in main.go add a function and call it isValidSignature:

func isValidSignature(body []byte, signature string, key string) bool {
	gotHash := strings.SplitN(signature, "=", 2)
	if gotHash[0] != "sha1" {
		return false
	}

	hash := hmac.New(sha1.New, []byte(key))
	if _, err := hash.Write(body); err != nil {
		log.Printf("Cannot compute the HMAC for request: %s\n", err)
		return false
	}

	expectedHash := hex.EncodeToString(hash.Sum(nil))
	return gotHash[1] == expectedHash
}

isValidSignature recieves three arguments, the request body in []byte, the X-Hub-Signature header value, and the secret key. isValidSignature first checks the the hash algorithm which must be sha1, then encode the request body with the secret key, and at the end it compare the signature with the hashed value.

Let’s add step 3 to our deployHandler:

	....
	// get the project config based on repo name
	project := config.getProject(payload.Repo.Name)

	// 3. authenticate
	if !isValidSignature(body, r.Header.Get("X-Hub-Signature"), project.secret) {
		w.WriteHeader(http.StatusBadRequest)
		w.Write([]byte("error"))
	} else {
		// run the commands
	}

Runner

The main purpose of this project is to run a sequence of commands whenever a github repository get updated.
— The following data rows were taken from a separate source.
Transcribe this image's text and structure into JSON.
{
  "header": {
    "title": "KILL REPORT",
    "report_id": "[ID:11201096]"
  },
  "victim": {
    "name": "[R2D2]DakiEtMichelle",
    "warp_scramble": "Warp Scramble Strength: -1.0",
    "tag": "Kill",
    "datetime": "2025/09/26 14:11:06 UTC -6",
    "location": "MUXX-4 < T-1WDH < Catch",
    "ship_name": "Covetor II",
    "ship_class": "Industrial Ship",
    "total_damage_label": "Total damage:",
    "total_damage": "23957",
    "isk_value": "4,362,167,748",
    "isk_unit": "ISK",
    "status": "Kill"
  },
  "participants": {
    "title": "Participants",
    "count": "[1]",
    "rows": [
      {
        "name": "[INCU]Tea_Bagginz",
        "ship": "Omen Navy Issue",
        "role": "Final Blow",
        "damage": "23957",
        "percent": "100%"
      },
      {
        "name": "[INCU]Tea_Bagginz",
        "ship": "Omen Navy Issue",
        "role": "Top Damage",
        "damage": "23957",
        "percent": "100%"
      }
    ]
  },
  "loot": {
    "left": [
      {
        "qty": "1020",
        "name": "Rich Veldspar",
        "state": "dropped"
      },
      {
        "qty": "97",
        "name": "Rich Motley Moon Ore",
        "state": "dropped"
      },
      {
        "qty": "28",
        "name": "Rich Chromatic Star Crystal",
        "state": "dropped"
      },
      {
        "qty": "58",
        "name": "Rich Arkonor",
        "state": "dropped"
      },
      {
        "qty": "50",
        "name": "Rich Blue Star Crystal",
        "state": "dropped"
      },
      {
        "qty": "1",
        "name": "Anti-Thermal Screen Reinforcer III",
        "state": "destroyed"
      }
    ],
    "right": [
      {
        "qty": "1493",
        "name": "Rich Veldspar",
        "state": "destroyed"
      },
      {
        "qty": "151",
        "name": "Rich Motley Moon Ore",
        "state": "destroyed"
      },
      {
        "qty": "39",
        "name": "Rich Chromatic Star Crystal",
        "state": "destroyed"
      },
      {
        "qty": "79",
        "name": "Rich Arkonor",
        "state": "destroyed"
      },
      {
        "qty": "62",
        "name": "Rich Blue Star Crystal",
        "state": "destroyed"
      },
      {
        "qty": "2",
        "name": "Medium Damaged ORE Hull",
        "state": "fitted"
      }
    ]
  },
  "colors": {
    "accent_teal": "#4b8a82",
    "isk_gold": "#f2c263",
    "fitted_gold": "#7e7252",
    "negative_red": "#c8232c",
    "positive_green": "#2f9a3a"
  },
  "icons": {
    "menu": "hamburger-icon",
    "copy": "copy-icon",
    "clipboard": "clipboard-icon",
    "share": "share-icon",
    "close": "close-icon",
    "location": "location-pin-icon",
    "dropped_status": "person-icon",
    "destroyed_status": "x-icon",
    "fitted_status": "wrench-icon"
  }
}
We already stored these commands in config.yaml file, now, it’s time to run commands one by one and log the result.

Create a runner.go file and put the following code on it:


package main

import (
	"log"
)

type Runner struct {
	// Commands stores a list of commands 
	Commands []string

	// Dir is the path Commands must execute
	Dir      string

	// Log is log the output of each command
	Log      *log.Logger

	// ErrLog is log all the errors
	ErrLog   *log.Logger
}

func NewRunner(commands []string, dir string) *Runner {
	return &Runner{
		Commands: commands,
		Dir:      dir,
		Log:      log.New(os.Stdout, "Log: ", log.LstdFlags),
		ErrLog:   log.New(os.Stdout, "Error: ", log.LstdFlags),
	}
}

Runner struct is reponsible to run a sequence of commands in an specific directory. By default it logs data to Stdout, but we can write the logs into a file with something like this:


r := NewRunner(project.commands, project.Dir)

f, _ := os.OpenFile("runner.log", os.O_RDWR | os.O_CREATE | os.O_APPEND, 0666)
r.Log.SetOutput(f)

fe, _ := os.OpenFile("error.log", os.O_RDWR | os.O_CREATE | os.O_APPEND, 0666)
r.ErrLog.SetOutput(fe)

Now add the following functions in runner.go:


func (r *Runner) run() error {
	for _, command := range r.Commands {
		if err := r.exec(command, r.Dir); err != nil {
			return err
		}
	}
	return nil
}

func (r *Runner) exec(command string, dir string) error {
	c, args := r.parse(command)
	cmd := exec.Command(c, args...)
	cmd.Dir = dir
	output, err := cmd.Output()
	if err != nil {
		r.ErrLog.Println(c, err)
		return err
	}
	r.Log.Println(string(output))
	return nil
}


func (r *Runner) parse(cmd string) (string, []string) {
	c := strings.Split(cmd, " ")
	return c[0], c[1:]
}

os/exec package is responsible to run a system command. The first argument for Command function is the command we want to run, and the second parameter is a slice of string which is the command’s parameters.

Based on our config.yaml’s commands section, the commands has written in one line that we need to take the first part as an actual command and the rest of it must consider as the command’s parameters. We have done this in parse function. exec function is responsible for executing a command in the given directory, and finally, the run command will run all the commands we have sent to the Runner constructor.

Now it’s time to finish our deployHandler function. Open main.go and add the last step to the deployHandler function:

func deployHandler(w http.ResponseWriter, r *http.Request) {

	// 1. parse the payload
    ...

	// 2. parse config
	... 

	// 3. authenticate
	if !isValidSignature(body, r.Header.Get("X-Hub-Signature"), project.secret) {
		w.WriteHeader(http.StatusBadRequest)
		w.Write([]byte("error"))
	} else {
		// 4. run commands
		runner := NewRunner(project.Commands, project.Dir)
		if err := runner.run(); err != nil {
			w.WriteHeader(http.StatusBadRequest)
			w.Write([]byte("error"))
		} else {
			w.WriteHeader(http.StatusOK)
			w.Write([]byte("success"))
		}
	}

runner.run() runs commands one by one and return error in each step the running command failed.

Our deployer is working now. But there are many things can be added to it.